Seven-time Emmy winner and two-time Tony nominee Janney (The West Wing, A View from the Bridge) and Tony winner and Emmy nominee Hickey (The Normal Heart, The Big C) portray the quintessential East Side couple — previously played onstage by John Cunningham and Stockard Channing and on film by Channing and Donald Sutherland — with grace and skill, masterfully blending humor and irony. Hawkins (Hurt Village, 24: Legacy) is a worthy successor to previous Paul portrayers James McDaniel off Broadway, Courtney B. Vance on Broadway, and Will Smith on film; he keeps the audience guessing just as he does the gullible characters. The show is smoothly directed by Obie winner Trip Cullman (Significant Other, Punk Rock), moving back and forth between the past and the present, although the red scrim in the back of Mark Wendland’s set is confusing. “I read somewhere that everybody on this planet is separated by only six other people,” Ouisa says. “Six degrees of separation.
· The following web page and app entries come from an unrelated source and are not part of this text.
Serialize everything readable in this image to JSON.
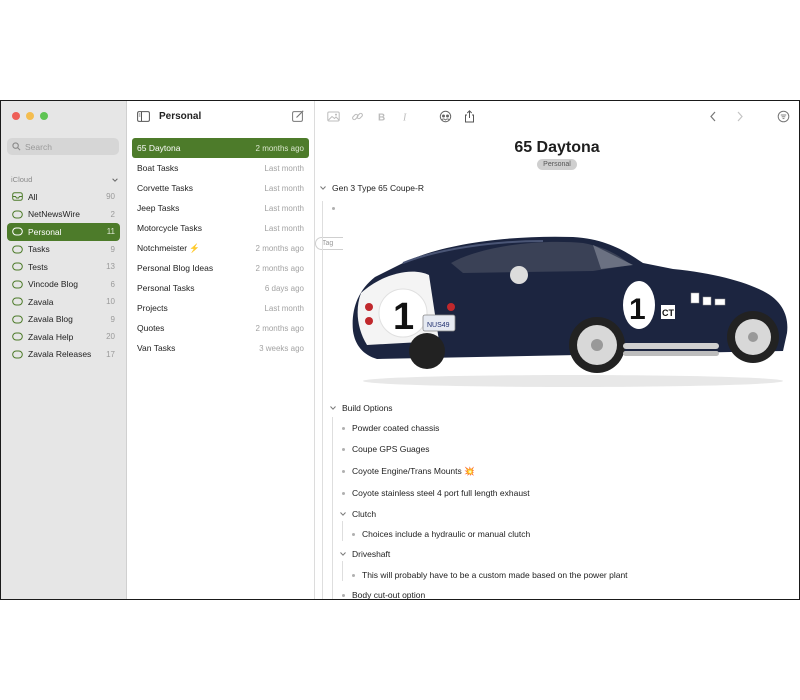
{
  "sidebar": {
    "search_placeholder": "Search",
    "section": "iCloud",
    "items": [
      {
        "label": "All",
        "count": "90"
      },
      {
        "label": "NetNewsWire",
        "count": "2"
      },
      {
        "label": "Personal",
        "count": "11"
      },
      {
        "label": "Tasks",
        "count": "9"
      },
      {
        "label": "Tests",
        "count": "13"
      },
      {
        "label": "Vincode Blog",
        "count": "6"
      },
      {
        "label": "Zavala",
        "count": "10"
      },
      {
        "label": "Zavala Blog",
        "count": "9"
      },
      {
        "label": "Zavala Help",
        "count": "20"
      },
      {
        "label": "Zavala Releases",
        "count": "17"
      }
    ],
    "selected_index": 2
  },
  "list": {
    "title": "Personal",
    "rows": [
      {
        "title": "65 Daytona",
        "date": "2 months ago"
      },
      {
        "title": "Boat Tasks",
        "date": "Last month"
      },
      {
        "title": "Corvette Tasks",
        "date": "Last month"
      },
      {
        "title": "Jeep Tasks",
        "date": "Last month"
      },
      {
        "title": "Motorcycle Tasks",
        "date": "Last month"
      },
      {
        "title": "Notchmeister ⚡️",
        "date": "2 months ago"
      },
      {
        "title": "Personal Blog Ideas",
        "date": "2 months ago"
      },
      {
        "title": "Personal Tasks",
        "date": "6 days ago"
      },
      {
        "title": "Projects",
        "date": "Last month"
      },
      {
        "title": "Quotes",
        "date": "2 months ago"
      },
      {
        "title": "Van Tasks",
        "date": "3 weeks ago"
      }
    ],
    "selected_index": 0
  },
  "editor": {
    "title": "65 Daytona",
    "tags": [
      "Personal",
      "Tag"
    ],
    "outline": {
      "heading": "Gen 3 Type 65 Coupe-R",
      "build_options": "Build Options",
      "items": [
        "Powder coated chassis",
        "Coupe GPS Guages",
        "Coyote Engine/Trans Mounts 💥",
        "Coyote stainless steel 4 port full length exhaust",
        "Clutch",
        "Choices include a hydraulic or manual clutch",
        "Driveshaft",
        "This will probably have to be a custom made based on the power plant",
        "Body cut-out option"
      ]
    },
    "car_image": {
      "number": "1",
      "plate": "NUS49",
      "badge": "CT",
      "flag": "USA"
    }
  },
  "colors": {
    "accent": "#4d7b2a",
    "sidebar_bg": "#e6e6e6",
    "car_body": "#1c2540"
  }
}
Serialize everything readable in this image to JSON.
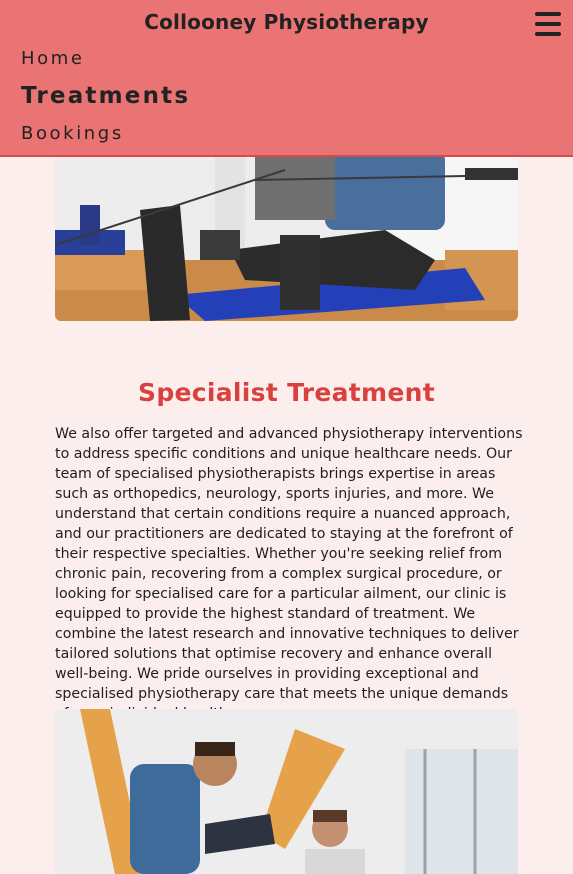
{
  "header": {
    "title": "Collooney Physiotherapy",
    "menu_icon": "hamburger-menu-icon",
    "nav": [
      {
        "label": "Home",
        "active": false
      },
      {
        "label": "Treatments",
        "active": true
      },
      {
        "label": "Bookings",
        "active": false
      }
    ]
  },
  "main": {
    "heading": "Specialist Treatment",
    "paragraph": "We also offer targeted and advanced physiotherapy interventions to address specific conditions and unique healthcare needs. Our team of specialised physiotherapists brings expertise in areas such as orthopedics, neurology, sports injuries, and more. We understand that certain conditions require a nuanced approach, and our practitioners are dedicated to staying at the forefront of their respective specialties. Whether you're seeking relief from chronic pain, recovering from a complex surgical procedure, or looking for specialised care for a particular ailment, our clinic is equipped to provide the highest standard of treatment. We combine the latest research and innovative techniques to deliver tailored solutions that optimise recovery and enhance overall well-being. We pride ourselves in providing exceptional and specialised physiotherapy care that meets the unique demands of your individual health concerns."
  },
  "colors": {
    "header_bg": "#ea7373",
    "accent": "#d9413f",
    "page_bg": "#fdeeee"
  }
}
Between us and everybody else on this planet. The President of the United States. A gondolier in Venice. Fill in the names. I find that A) tremendously comforting that we’re so close and B) like Chinese water torture that we’re so close. Because you have to find the right six people to make the connection.” This revival of Six Degrees of Separation, continuing at the Ethel Barrymore Theatre through July 16, makes quite a connection itself.